Saturday, February 23, 2019


On the eve of Hollywood's biggest night, it felt appropriate that I finally weigh in on one of the presumed Oscar frontrunners. That controversial film is none other than Peter Farrelly's "Green Book", nominated for 5 Academy Awards including Best Picture, Best Editing, Best Actor, Best Supporting Actor and Best Original Screenplay. Inspired by a true story, this dramedy follows two men on a life-changing road trip that harkens back to awards contenders of yesteryear.

Indeed, to paraphrase by mother's first impression of the film, "Green Book" is like one of those "old-time" movies. Starring Mahershala Ali and Viggo Mortensen in roles that could have been played by Sidney Poitier and any of the notable Italian-American stars of the 20th century respectively, it's a message movie about racial harmony between a black man and a white man. Ali plays esteemed pianist Don Shirley, who is embarking on dangerous tour through the Jim Crow South and requires a driver/bodyguard to help him along the way. In steps Mortensen's Tony Lip, a brutish - and racist - Italian-American bouncer who is out of a job when his club closes down. Due to his reputation for handling unruly situations, Lip's services are solicited for Shirley's tour. And after some hesitation, Lip decides to take the gig, as this pair of New Yorkers head down South and strike up an unlikely friendship.

Much has been said about the film's old-fashioned depiction of race relations, where racism is essentially "solved" through communication and walking a mile in another person's shoes. Director Peter Farrelly even said as much his acceptance speech at the Golden Globes. Understandably, the film's detractors took issue with this simplification of America's tramautic racial history.

Yet when I watched the film, I found myself surprisingly taken with its story. Although I concur that its inevitably happy ending is perhaps overly idealistic, the road it takes to get there is filled with many bumps along the way which truthfully reflect the pervasive intolerance of this time and place. Told in an episodic structure as the duo makes their way through the scheduled gigs, Shirley's experience is marred by a series of humiliations, one of which turns violent.

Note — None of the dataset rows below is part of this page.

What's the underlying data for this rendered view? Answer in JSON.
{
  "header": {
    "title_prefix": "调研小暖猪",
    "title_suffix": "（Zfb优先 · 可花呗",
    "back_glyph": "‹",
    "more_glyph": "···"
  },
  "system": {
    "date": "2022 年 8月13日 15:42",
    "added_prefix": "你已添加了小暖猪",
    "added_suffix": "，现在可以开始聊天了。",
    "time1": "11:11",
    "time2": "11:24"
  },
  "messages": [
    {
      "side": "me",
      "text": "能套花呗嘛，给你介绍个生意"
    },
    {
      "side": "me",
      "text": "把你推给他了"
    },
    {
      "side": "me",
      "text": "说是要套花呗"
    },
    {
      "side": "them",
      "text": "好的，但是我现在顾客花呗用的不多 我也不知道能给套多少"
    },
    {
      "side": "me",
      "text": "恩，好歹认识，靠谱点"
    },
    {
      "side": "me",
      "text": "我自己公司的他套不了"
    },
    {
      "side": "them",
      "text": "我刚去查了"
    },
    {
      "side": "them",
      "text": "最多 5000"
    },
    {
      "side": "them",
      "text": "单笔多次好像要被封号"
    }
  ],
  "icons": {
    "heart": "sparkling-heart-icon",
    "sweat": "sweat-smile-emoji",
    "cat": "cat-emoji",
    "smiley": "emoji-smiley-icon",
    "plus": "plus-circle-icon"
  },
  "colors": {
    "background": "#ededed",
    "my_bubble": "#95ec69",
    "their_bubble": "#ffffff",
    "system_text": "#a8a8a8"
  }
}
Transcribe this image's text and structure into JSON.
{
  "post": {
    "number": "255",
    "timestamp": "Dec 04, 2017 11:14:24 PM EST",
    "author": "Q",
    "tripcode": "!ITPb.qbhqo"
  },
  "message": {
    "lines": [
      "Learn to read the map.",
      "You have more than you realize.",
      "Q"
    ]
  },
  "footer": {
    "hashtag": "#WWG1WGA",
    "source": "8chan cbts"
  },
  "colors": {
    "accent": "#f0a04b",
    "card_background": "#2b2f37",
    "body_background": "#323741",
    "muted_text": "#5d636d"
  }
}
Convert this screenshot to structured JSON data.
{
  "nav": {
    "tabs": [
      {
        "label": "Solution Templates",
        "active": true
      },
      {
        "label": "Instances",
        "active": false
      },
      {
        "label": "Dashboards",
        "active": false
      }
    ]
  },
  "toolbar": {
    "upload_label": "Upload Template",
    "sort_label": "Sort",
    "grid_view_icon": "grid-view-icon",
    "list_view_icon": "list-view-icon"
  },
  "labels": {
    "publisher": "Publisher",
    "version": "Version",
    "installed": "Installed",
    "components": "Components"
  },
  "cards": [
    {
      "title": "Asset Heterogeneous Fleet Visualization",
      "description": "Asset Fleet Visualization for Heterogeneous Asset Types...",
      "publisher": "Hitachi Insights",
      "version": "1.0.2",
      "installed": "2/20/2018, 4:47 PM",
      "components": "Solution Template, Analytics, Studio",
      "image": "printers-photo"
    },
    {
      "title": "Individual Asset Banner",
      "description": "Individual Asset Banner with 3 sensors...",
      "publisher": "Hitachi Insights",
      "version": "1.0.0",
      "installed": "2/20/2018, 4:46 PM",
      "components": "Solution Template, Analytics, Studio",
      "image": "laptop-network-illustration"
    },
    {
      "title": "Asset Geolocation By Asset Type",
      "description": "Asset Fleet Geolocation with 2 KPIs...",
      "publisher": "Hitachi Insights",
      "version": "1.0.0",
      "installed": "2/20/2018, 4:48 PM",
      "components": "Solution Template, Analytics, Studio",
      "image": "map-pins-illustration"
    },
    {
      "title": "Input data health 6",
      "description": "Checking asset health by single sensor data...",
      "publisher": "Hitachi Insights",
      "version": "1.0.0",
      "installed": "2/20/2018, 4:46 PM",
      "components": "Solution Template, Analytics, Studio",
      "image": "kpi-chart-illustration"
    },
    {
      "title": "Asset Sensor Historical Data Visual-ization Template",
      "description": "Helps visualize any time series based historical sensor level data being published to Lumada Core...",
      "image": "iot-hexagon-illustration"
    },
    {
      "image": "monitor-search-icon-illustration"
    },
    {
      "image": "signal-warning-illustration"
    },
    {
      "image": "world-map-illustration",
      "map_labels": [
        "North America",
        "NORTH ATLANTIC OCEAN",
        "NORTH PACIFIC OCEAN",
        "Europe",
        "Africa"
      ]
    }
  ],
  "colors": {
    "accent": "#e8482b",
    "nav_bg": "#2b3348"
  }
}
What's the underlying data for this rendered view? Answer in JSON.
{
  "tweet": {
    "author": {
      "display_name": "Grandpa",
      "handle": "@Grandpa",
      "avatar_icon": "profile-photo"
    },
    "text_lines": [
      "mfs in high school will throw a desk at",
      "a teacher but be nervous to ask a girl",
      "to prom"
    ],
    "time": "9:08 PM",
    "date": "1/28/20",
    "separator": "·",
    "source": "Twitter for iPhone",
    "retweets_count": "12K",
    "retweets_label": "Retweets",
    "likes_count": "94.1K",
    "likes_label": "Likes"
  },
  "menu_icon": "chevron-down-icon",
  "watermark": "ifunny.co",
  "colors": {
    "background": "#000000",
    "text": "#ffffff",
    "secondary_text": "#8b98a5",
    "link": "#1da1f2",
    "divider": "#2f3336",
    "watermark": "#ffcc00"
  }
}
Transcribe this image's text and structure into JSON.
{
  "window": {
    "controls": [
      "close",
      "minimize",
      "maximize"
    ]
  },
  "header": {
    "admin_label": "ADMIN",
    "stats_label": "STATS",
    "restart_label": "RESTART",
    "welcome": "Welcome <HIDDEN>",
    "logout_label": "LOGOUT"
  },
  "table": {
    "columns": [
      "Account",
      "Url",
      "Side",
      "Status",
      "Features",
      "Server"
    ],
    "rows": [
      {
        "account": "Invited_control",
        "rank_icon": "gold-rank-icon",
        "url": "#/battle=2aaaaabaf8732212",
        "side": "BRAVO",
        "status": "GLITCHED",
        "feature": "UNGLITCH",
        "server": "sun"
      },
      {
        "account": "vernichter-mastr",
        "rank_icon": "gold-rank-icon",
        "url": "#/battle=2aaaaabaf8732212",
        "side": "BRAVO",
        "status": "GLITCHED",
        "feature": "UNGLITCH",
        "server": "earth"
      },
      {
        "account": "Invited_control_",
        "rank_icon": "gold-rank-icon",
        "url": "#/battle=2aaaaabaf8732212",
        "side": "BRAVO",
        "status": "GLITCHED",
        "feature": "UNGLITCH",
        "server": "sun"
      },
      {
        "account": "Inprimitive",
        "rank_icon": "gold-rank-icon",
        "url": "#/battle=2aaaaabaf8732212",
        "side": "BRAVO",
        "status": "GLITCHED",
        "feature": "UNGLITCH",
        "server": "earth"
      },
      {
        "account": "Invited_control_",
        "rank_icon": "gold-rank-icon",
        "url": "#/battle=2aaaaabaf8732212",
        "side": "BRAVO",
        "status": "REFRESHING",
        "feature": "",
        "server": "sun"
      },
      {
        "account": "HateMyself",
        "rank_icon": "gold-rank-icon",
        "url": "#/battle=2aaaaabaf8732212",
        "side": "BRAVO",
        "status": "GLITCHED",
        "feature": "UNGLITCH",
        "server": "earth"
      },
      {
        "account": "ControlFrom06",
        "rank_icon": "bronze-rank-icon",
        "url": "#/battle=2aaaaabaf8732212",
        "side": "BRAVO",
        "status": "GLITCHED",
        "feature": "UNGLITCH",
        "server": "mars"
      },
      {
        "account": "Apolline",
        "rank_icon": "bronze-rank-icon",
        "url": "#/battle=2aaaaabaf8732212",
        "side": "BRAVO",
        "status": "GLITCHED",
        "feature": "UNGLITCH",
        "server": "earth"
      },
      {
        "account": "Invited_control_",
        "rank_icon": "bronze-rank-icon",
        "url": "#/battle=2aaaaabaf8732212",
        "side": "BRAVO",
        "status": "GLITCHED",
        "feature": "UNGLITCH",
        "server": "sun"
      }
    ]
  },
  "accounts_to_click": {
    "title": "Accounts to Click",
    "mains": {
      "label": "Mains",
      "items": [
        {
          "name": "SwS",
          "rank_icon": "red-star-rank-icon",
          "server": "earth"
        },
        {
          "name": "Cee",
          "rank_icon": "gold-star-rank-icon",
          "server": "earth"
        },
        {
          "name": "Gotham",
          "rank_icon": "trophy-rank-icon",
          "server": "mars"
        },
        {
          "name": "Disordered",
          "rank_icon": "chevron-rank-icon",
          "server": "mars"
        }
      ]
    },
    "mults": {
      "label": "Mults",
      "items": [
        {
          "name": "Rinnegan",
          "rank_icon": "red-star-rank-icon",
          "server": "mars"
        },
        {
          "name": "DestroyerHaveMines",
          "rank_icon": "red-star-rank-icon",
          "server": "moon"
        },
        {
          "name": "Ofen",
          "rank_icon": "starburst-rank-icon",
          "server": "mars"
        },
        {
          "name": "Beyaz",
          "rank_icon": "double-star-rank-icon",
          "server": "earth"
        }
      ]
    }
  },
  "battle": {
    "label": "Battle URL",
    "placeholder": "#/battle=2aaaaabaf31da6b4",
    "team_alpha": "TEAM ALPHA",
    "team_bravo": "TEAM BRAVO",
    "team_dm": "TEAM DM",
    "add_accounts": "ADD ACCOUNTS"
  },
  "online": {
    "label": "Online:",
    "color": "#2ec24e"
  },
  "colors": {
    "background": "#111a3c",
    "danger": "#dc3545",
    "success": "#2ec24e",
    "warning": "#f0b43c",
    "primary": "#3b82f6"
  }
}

Suffice it to say, I didn't find it to be such an offensive portrayal of American history. Instead of approaching it as a broader social commentary, I accepted it as a more modest tale of two men whose friendship defied all expectations. Without a doubt, my favorable response to the film was aided significantly by the captivating duo at the heart of the story. The contrasting performances from Mahershala Ali and Viggo Mortensen truly make the film, with the former's poise and eloquence clashing with Mortensen's broad, crass characterization. Together, their chemistry is a "yin and yang" that keeps you engaged in the story and invested in the characters. Ultimately, "Green Book" won't be making any all-time best lists, but I found a sense of comfort in watching two talented actors at work. Outside of all the noise that is awards season, this is harmlessly middlebrow entertainment that doesn't deserve all this animosity.